AB - Background: Although uncomplicated urinary tract infections (UTIs) are often self-limiting, most patients will be prescribed antibiotic treatment. We assessed whether treatment with ibuprofen was non-inferior to pivmecillinam in achieving symptomatic resolution by day 4, with a non-inferiority margin of 10%. Methods and findings: This was a randomized, controlled, double-blind non-inferiority trial. We recruited patients from 16 sites in a general practice setting in Norway, Sweden, and Denmark. Non-pregnant women aged 18–60 years presenting with symptoms of uncomplicated UTI were screened for eligibility from 11 April 2013 to 22 April 2016. Patients with informed consent were randomized (1:1 ratio) to treatment with either 600 mg ibuprofen or 200 mg pivmecillinam 3 times a day for 3 days. The patient, treating physician, and study personnel were blinded to treatment allocation. The primary outcome was the proportion of patients who felt cured by day 4, as assessed from a patient diary. Secondary outcomes included the proportion of patients in need of secondary treatment with antibiotics and cases of pyelonephritis. A total of 383 women were randomly assigned to treatment with either ibuprofen (n = 194, 181 analyzed) or pivmecillinam (n = 189, 178 analyzed). By day 4, 38.7% of the patients in the ibuprofen group felt cured versus 73.6% in the pivmecillinam group. The adjusted risk difference with 90% confidence interval was 35% (27% to 43%) in favor of pivmecillinam, which crossed the prespecified non-inferiority margin. Secondary endpoints were generally in favor of pivmecillinam. After 4 weeks’ follow-up, 53% of patients in the ibuprofen group recovered without antibiotic treatment. Seven cases of pyelonephritis occurred, all in the ibuprofen group, giving a number needed to harm of 26 (95% CI 13 to 103). Five of these patients were hospitalized and classified as having serious adverse events; 2 recovered as outpatients. A limitation of the study was the extensive list of exclusion criteria, eliminating almost half of the patients screened. We did not register symptoms in the screening process; hence, we do not know the symptom burden for those who declined to participate. This might make our results less generalizable. Conclusions: Ibuprofen was inferior to pivmecillinam for treating uncomplicated UTIs. More than half of the women in the ibuprofen group recovered without antibiotics. However, pyelonephritis occurred in 7 out of 181 women using ibuprofen. Until we can identify those women who will develop complications, we cannot recommend ibuprofen alone as initial treatment to women with uncomplicated UTIs.

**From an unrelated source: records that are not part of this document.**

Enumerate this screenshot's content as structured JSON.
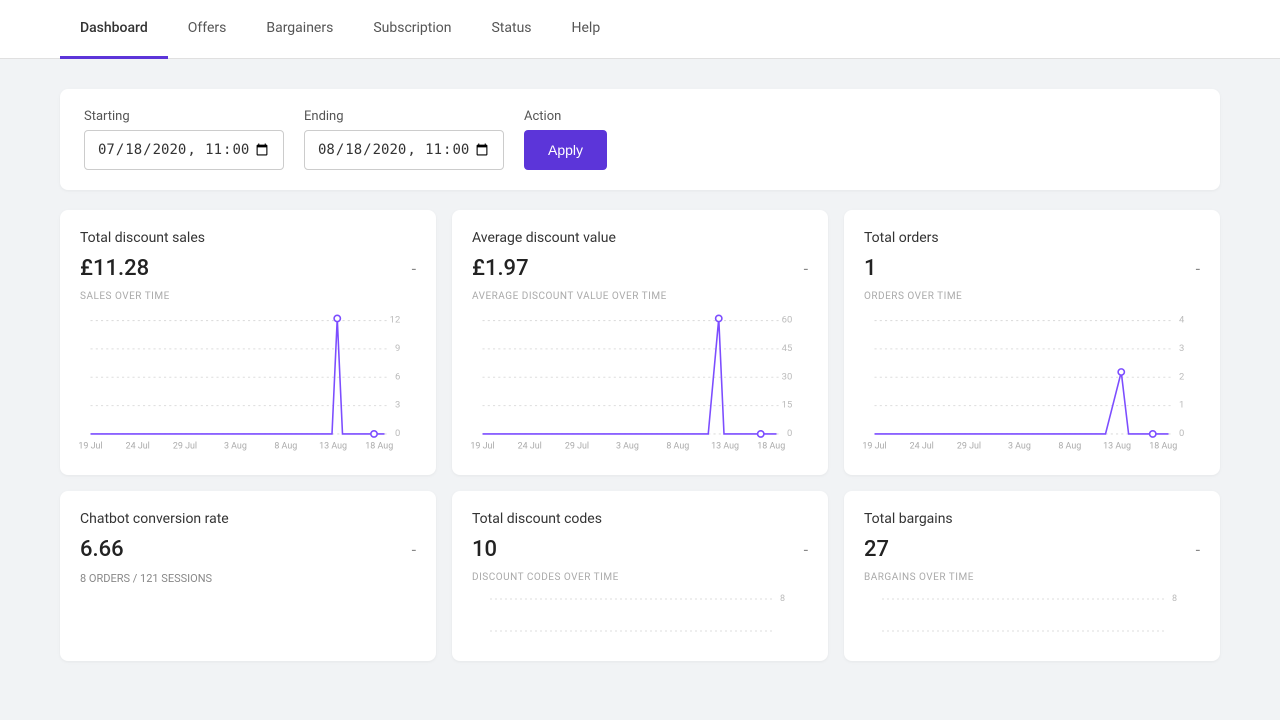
{
  "nav": {
    "tabs": [
      {
        "label": "Dashboard",
        "active": true
      },
      {
        "label": "Offers",
        "active": false
      },
      {
        "label": "Bargainers",
        "active": false
      },
      {
        "label": "Subscription",
        "active": false
      },
      {
        "label": "Status",
        "active": false
      },
      {
        "label": "Help",
        "active": false
      }
    ]
  },
  "filter": {
    "starting_label": "Starting",
    "ending_label": "Ending",
    "action_label": "Action",
    "starting_value": "2020-07-18T23:00",
    "ending_value": "2020-08-18T23:00",
    "apply_label": "Apply"
  },
  "cards": [
    {
      "title": "Total discount sales",
      "value": "£11.28",
      "subtitle": "SALES OVER TIME",
      "has_chart": true,
      "chart_type": "spike"
    },
    {
      "title": "Average discount value",
      "value": "£1.97",
      "subtitle": "AVERAGE DISCOUNT VALUE OVER TIME",
      "has_chart": true,
      "chart_type": "spike"
    },
    {
      "title": "Total orders",
      "value": "1",
      "subtitle": "ORDERS OVER TIME",
      "has_chart": true,
      "chart_type": "spike_small"
    },
    {
      "title": "Chatbot conversion rate",
      "value": "6.66",
      "subtitle": "",
      "note": "8 ORDERS / 121 SESSIONS",
      "has_chart": false
    },
    {
      "title": "Total discount codes",
      "value": "10",
      "subtitle": "DISCOUNT CODES OVER TIME",
      "has_chart": false,
      "partial_chart": true
    },
    {
      "title": "Total bargains",
      "value": "27",
      "subtitle": "BARGAINS OVER TIME",
      "has_chart": false,
      "partial_chart": true
    }
  ],
  "chart_axis_labels": [
    "19 Jul",
    "24 Jul",
    "29 Jul",
    "3 Aug",
    "8 Aug",
    "13 Aug",
    "18 Aug"
  ],
  "chart_y_labels_sales": [
    "12",
    "9",
    "6",
    "3",
    "0"
  ],
  "chart_y_labels_avg": [
    "60",
    "45",
    "30",
    "15",
    "0"
  ],
  "chart_y_labels_orders": [
    "4",
    "3",
    "2",
    "1",
    "0"
  ],
  "chart_y_labels_codes": [
    "8"
  ],
  "chart_y_labels_bargains": [
    "8"
  ]
}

U2 - 10.1371/journal.pmed.1002569

DO - 10.1371/journal.pmed.1002569

M3 - Journal article

C2 - 29763434

AN - SCOPUS:85047899870

VL - 15

JO - P L o S Medicine (Online)

JF - P L o S Medicine (Online)

SN - 1549-1277

IS - 5

M1 - e1002569

ER -

ID: 198610285